Dear Ms. Lane:
The spirit of the Western is infused by the warmth of community in this pro sisterhood story of a romance between a spinster librarian and a wealthy Texas businessman whose spirit has been broken. I couldn’t decide if this book was subversive or trying to reinforce traditional mores of female and male behavior.
Branston William Cates is the oldest of the five surviving Cates siblings. He and his brother had planned on shutting down Dalton Oil, the company that keeps the town of Bramble alive. In a previous book, Billy Cates’ plans were foiled when he fell for Shirley and Branston is traveling to Bramble to attend the wedding between the two.
He takes a detour to Miss Hattie’s Henhouse, a notorious house of ill repute. His great grandfather died there and Branston half believes that the house and his grandfather’s death is responsible for the Cates’ curse. It took the life of his oldest brother, Brant’s wife and small child in a tornado, and his youngest brother is in remission from cancer. Brant’s not normally superstitious but he can’t find anything else to blame:
But if he didn’t have the curse to blame for the huge emptiness that his family’s death had created inside him, then what could he blame? There was nothing he could do about fate. And if he blamed God and renounced all faith, then he couldn’t believe in heaven. And without heaven, his wife and son would just be decaying in the hard, cold ground.
Brant’s attempt to infiltrate Hattie’s whorehouse is intercepted by three of the “hens.” Minnie, Baby, and Sunshine, are still living in Hattie’s house of ill repute that now is owned by Elizabeth Murphy, the Bramble town librarian. At the age of thirty-seven, Elizabeth is a content spinster. She’s also a virgin. (Why isn’t well explained. Nor is it explained why Brant, who misses the wedding, doesn’t immediately proceed to his brother’s new home to explain himself). Elizabeth has been raised by a “man hater” who grew up in Hattie’s henhouse when it was a working brothel.
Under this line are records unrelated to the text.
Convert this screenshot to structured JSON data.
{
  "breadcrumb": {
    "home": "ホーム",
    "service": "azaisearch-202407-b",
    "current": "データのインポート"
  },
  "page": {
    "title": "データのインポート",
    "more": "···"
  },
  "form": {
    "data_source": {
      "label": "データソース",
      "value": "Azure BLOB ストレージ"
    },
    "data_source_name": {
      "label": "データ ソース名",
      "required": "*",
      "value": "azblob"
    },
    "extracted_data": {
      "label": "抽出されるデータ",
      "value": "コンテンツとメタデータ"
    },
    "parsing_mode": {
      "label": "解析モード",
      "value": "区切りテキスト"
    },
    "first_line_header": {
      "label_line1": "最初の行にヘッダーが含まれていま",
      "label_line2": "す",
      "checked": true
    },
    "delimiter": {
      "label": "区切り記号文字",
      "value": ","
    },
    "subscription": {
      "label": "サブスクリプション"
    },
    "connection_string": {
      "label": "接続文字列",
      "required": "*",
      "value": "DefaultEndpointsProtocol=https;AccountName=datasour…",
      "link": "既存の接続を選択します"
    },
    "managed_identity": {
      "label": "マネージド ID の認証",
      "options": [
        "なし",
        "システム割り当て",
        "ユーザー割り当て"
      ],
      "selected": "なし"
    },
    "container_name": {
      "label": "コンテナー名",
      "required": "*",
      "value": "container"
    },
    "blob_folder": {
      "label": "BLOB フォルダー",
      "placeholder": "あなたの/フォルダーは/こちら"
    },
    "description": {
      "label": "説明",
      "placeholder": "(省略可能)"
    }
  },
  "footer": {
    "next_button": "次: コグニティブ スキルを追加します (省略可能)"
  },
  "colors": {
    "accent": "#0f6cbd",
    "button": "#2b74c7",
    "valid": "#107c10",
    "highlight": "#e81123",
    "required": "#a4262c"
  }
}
Elizabeth’s mother experience as a child and post the henhouse has led her to teach Elizabeth that men are dangerous, awful creatures. Elizabeth doesn’t exhibit any real animosity toward men in her life, more exasperation.
But her virginal status is put to the test when she encounters Brant. Minnie and her hens try to get Elizabeth in touch with her “henness” which I wasn’t sure was femininity or inner strength. Much is made of Elizabeth’s dowdy clothes and spinster status. Minnie believes that Elizabeth needs to shed more than just the prim suits and instead embrace the heritage Elizabeth has as the great granddaughter of Hattie Ladue.
The underlying message for all the characters is that life is brief and that it is better and braver to try to embrace it than to close one’s self off to avoid pain and loss. Elizabeth’s mother tried the latter course of action, eschewing men and trying to teach Elizabeth that men are the root of all evil. Each of the hens teach Elizabeth a slightly different, more nuanced story. Some men can be evil and some can be wonderful. The key is finding and holding on to the wonderful ones.
Brant’s love for his family, his heartache and concern over his brother, and his fear and desire for love in his life were tangible. He and Elizabeth both have to learn to take a chance on each other and on love itself. For all its hokey title and man titty cover, there’s a pretty good story taking place inside this book. I did feel the “hen” part of the story was overly melodramatic and unrealistic, exaggerated for the sake of fiction with the three old ladies acting out the fan dance and partaking of liquor parties in a basement room modeled so that Austin Powers would feel at home. However, I’ll definitely be on the look out for more Katie Lane. B-